--- START ---

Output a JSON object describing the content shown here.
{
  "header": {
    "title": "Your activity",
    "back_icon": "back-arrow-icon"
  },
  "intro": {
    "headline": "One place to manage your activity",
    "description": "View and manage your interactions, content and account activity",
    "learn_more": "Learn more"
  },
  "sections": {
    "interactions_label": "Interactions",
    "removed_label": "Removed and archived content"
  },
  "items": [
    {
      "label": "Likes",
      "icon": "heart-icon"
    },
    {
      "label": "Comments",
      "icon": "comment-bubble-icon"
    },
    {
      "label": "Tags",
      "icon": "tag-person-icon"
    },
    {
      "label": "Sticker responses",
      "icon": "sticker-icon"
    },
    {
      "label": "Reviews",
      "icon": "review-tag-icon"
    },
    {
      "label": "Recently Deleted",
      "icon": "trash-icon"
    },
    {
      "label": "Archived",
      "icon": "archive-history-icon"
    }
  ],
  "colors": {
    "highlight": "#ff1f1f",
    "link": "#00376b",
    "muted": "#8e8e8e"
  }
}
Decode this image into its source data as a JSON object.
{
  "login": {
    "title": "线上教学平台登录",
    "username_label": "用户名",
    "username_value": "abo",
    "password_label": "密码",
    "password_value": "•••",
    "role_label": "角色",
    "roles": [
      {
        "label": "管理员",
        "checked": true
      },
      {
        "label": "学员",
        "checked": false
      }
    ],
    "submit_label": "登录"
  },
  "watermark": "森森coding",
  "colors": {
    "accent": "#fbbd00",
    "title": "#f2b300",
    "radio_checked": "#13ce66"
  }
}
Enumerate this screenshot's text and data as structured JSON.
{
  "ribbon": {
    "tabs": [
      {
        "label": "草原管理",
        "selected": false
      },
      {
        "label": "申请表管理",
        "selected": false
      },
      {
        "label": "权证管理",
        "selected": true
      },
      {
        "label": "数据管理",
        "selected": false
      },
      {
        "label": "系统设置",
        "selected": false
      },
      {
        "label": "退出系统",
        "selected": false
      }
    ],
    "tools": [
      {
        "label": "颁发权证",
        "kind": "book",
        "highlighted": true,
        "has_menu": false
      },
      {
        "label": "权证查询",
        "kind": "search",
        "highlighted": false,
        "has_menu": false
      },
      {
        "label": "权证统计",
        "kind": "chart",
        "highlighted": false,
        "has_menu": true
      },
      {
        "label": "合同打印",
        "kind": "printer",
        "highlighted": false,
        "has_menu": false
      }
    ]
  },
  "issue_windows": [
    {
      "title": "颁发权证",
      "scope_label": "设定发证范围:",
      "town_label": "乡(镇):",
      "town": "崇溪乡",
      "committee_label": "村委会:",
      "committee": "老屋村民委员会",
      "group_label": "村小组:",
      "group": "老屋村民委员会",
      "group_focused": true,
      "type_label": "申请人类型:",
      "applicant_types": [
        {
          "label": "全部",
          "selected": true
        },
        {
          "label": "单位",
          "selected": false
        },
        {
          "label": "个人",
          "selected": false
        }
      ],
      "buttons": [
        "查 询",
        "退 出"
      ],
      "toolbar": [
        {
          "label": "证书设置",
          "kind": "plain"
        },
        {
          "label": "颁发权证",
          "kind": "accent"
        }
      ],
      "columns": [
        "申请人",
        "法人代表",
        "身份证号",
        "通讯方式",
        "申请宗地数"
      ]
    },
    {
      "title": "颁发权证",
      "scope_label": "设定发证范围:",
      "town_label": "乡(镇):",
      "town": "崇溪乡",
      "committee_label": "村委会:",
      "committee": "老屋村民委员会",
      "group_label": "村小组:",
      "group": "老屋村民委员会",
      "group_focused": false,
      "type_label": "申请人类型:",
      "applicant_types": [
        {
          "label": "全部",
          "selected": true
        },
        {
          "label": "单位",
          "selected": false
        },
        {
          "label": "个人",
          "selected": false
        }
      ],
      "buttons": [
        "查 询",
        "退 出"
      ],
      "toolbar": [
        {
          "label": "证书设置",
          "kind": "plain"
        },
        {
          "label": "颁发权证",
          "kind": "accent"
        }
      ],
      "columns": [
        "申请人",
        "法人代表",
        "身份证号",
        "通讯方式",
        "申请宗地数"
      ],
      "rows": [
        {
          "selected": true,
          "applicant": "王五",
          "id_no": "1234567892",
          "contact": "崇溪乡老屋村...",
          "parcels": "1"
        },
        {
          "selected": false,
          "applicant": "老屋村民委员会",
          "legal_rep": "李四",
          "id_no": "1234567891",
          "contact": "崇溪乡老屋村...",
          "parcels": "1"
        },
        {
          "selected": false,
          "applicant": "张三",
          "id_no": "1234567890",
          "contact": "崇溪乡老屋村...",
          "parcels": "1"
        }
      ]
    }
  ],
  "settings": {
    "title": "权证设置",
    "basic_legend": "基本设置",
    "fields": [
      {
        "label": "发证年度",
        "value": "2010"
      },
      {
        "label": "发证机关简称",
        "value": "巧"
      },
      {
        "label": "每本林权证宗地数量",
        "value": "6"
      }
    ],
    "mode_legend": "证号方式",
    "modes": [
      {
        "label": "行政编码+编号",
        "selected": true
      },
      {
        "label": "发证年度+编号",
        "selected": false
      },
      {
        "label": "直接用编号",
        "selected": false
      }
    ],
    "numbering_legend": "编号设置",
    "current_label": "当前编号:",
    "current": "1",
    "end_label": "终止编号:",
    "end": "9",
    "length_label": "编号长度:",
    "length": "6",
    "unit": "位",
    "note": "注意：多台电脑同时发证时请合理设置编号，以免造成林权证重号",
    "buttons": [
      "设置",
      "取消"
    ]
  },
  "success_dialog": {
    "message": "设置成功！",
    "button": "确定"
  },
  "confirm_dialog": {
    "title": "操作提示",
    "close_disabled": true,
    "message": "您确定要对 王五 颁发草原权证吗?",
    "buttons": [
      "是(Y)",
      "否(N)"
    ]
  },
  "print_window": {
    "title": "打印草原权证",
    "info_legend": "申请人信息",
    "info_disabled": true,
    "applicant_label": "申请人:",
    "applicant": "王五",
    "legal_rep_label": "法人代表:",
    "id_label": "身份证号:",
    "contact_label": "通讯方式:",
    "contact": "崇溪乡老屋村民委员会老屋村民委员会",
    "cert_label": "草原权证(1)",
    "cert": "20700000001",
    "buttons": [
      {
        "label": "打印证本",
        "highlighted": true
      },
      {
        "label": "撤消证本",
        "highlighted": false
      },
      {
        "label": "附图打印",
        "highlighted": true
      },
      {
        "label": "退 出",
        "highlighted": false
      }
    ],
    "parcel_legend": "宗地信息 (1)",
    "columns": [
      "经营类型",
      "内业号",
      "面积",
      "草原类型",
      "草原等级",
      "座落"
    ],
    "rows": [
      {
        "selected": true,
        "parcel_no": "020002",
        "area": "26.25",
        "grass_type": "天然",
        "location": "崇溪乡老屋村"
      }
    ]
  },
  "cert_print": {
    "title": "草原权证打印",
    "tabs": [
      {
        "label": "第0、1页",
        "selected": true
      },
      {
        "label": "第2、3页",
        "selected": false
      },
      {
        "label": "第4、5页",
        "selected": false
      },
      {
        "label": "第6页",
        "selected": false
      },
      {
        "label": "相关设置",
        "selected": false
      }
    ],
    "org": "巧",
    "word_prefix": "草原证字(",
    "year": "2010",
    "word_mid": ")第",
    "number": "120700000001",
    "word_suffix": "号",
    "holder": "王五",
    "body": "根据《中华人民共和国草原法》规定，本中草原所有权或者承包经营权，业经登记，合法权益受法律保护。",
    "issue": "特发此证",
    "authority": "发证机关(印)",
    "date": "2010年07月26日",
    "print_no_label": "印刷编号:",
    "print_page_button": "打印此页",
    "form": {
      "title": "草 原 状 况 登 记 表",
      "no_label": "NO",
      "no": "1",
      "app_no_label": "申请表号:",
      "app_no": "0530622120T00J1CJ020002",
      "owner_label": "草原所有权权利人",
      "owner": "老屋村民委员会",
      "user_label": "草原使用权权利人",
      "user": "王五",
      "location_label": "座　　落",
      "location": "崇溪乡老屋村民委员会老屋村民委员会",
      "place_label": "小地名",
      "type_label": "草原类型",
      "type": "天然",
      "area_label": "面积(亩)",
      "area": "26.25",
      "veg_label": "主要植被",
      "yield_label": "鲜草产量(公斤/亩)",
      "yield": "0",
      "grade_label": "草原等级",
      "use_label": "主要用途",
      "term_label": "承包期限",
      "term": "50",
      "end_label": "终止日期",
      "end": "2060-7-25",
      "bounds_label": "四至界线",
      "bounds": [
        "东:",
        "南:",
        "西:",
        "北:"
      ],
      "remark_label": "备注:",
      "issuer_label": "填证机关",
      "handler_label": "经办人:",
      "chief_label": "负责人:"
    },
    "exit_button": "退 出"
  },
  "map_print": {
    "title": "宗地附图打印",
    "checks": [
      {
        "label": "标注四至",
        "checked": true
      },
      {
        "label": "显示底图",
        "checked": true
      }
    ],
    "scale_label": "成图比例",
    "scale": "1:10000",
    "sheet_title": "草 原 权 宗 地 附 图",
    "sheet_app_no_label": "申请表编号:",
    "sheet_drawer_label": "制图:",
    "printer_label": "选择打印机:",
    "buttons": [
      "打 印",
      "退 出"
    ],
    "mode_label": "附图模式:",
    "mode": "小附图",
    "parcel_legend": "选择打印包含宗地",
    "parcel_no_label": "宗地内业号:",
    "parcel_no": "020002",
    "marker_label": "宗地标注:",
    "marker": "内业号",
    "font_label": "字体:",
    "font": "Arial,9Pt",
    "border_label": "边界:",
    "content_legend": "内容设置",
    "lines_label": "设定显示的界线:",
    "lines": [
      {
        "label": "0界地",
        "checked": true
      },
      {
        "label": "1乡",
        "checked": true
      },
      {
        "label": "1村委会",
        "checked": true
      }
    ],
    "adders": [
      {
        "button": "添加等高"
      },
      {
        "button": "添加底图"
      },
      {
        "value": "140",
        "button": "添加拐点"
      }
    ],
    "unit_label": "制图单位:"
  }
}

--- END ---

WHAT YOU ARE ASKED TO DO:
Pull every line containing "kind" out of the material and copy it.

RESULT FOR THIS TASK:
        "kind": "book",
        "kind": "search",
        "kind": "chart",
        "kind": "printer",
          "kind": "plain"
          "kind": "accent"
          "kind": "plain"
          "kind": "accent"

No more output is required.